### TASK REQUIREMENTS
A word-for-word copy of the entries, with the images left out, is what you should write.

Interface dataset entries
==========

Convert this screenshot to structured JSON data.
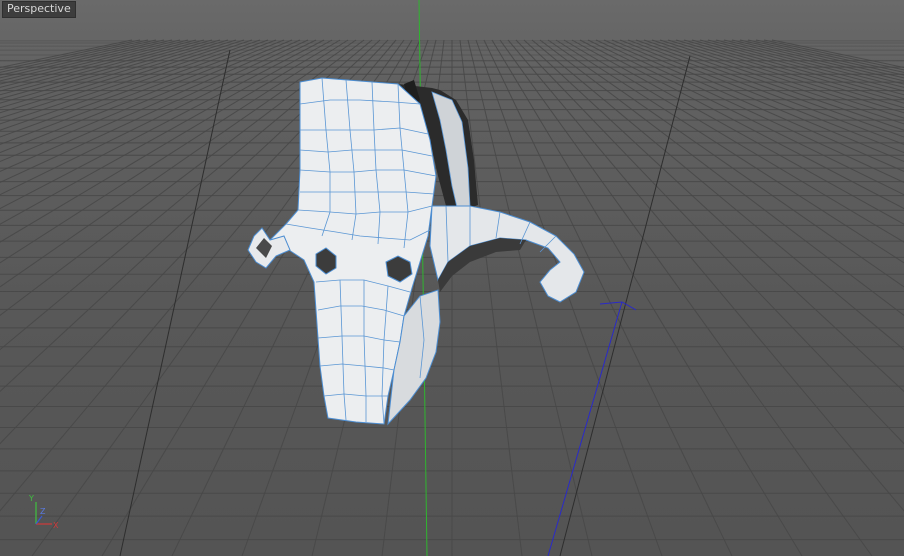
{
  "viewport": {
    "label": "Perspective",
    "background_color": "#5b5b5b",
    "grid_color": "#4a4a4a",
    "mesh_color": "#e9ecef",
    "wire_color": "#4f8fd0"
  },
  "axes": {
    "x_label": "X",
    "y_label": "Y",
    "z_label": "Z",
    "x_color": "#d03a3a",
    "y_color": "#3fc03f",
    "z_color": "#3a5ad0"
  }
}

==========

### ANSWER
Convert this screenshot to structured JSON data.
{
  "viewport": {
    "label": "Perspective",
    "background_color": "#5b5b5b",
    "grid_color": "#4a4a4a",
    "mesh_color": "#e9ecef",
    "wire_color": "#4f8fd0"
  },
  "axes": {
    "x_label": "X",
    "y_label": "Y",
    "z_label": "Z",
    "x_color": "#d03a3a",
    "y_color": "#3fc03f",
    "z_color": "#3a5ad0"
  }
}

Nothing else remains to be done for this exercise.